GOAL OF THE EXERCISE: Search the data below for "Ristorante"; list each line that holds it.

Records from a collection
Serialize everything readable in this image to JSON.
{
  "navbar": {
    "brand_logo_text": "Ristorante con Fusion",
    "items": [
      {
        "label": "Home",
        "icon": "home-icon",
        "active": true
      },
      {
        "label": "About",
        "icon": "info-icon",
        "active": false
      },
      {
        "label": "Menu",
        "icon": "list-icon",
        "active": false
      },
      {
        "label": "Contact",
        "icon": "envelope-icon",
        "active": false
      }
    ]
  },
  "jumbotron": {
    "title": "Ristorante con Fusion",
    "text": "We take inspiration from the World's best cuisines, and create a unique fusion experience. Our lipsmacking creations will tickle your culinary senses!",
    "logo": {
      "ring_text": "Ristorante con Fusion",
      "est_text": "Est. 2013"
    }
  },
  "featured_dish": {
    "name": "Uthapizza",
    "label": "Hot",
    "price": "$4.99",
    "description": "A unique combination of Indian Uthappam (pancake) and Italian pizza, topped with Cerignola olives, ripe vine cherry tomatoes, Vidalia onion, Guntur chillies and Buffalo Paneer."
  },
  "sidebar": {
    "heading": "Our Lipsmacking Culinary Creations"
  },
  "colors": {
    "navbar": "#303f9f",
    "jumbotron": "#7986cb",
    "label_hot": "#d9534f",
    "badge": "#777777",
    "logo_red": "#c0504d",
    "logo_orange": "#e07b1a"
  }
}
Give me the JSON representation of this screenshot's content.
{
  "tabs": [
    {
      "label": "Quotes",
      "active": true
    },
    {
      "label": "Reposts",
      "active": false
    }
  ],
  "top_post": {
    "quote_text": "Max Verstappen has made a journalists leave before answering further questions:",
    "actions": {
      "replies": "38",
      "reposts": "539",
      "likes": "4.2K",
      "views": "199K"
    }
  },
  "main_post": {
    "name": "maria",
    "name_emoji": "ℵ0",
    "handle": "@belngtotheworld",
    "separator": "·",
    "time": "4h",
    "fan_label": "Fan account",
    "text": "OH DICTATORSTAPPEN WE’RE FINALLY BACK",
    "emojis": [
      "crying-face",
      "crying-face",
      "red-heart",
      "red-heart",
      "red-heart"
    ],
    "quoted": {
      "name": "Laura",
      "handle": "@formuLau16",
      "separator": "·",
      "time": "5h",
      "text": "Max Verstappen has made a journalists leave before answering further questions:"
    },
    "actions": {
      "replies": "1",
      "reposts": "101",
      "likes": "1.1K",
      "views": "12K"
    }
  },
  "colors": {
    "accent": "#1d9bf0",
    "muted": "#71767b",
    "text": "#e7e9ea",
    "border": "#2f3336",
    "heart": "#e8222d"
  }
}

YOUR RESPONSE:
    "brand_logo_text": "Ristorante con Fusion",
    "title": "Ristorante con Fusion",
      "ring_text": "Ristorante con Fusion",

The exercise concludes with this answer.